Choose a comfortable amount of clay for the first attempt. I seldom wedge less than 3 pounds because it is too slow to wedge each piece one at a time. I prefer to wedge enough clay for several pots at one time because, with this stack-and-slam wire-wedging technique, it is just as easy to wedge a large amount as it is to wedge a small amount.
First, block the clay into a rough rectangular shape.
Repeat steps 1-3 at least 30 times. This will give you over a billion layers of clay particles! It is very critical that you pay attention to the lamination pattern since the final goal is to layer the clay rather than cross the layers with each other.
Once you have completed the required number of cycles, place your left hand on the top of the piece and roll it to the left onto its side. Now your right hand can be placed on the area that was the bottom on the table surface. The goal is to keep track of these two surfaces while converting the block into a cylinder by repeatedly tapping it onto the table surface and finally rolling it round.
Taking this extra step assures you can keep track of the laminated face. I have found that orienting the laminations parallel to the wheel head minimizes cracks on the bottom of all of my pieces, and that selecting the smoothest end for the top further reduces losses.
Changing Softness of Clay
Sometimes clay is too hard for our liking. Water can easily be added with wire wedging resulting in the right feel every time. Slice the block first into thin sheets. Spread them onto the table surface and spray with water. Restack and wedge as explained or mix some softer clay with the harder clay. This lets you reclaim pots that have failed rather than drying them out and reusing them later. If some of your pugs are too hard and others are too soft, weigh out different proportions of stiff and soft clay. Record the amounts so that you can gauge how much needs to be added the next time.

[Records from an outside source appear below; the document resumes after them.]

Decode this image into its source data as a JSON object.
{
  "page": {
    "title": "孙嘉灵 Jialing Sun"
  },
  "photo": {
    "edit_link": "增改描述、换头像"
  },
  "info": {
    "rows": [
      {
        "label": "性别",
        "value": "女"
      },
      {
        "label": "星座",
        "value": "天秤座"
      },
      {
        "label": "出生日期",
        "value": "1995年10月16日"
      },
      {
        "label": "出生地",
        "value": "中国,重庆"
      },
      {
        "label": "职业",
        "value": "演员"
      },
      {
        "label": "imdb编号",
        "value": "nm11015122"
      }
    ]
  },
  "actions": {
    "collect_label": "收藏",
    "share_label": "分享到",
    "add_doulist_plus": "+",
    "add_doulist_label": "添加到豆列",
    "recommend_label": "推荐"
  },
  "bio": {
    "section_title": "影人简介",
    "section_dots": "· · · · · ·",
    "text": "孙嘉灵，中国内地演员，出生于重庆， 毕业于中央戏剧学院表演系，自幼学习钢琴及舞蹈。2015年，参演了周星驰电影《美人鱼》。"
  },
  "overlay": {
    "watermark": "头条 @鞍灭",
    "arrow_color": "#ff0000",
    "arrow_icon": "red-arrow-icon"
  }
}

If you’re already happy with the results from your current wedging or pugging, there’s no reason to change. But if you’re struggling with uneven clay and would like a method that gives you more control, try wire wedging. It can create some troubles if done improperly — most notably, the introduction of air pockets due to poor joining surface quality — but this is easy to diagnose and cure. I have used this method for over thirty years and have no wrist or hand problems.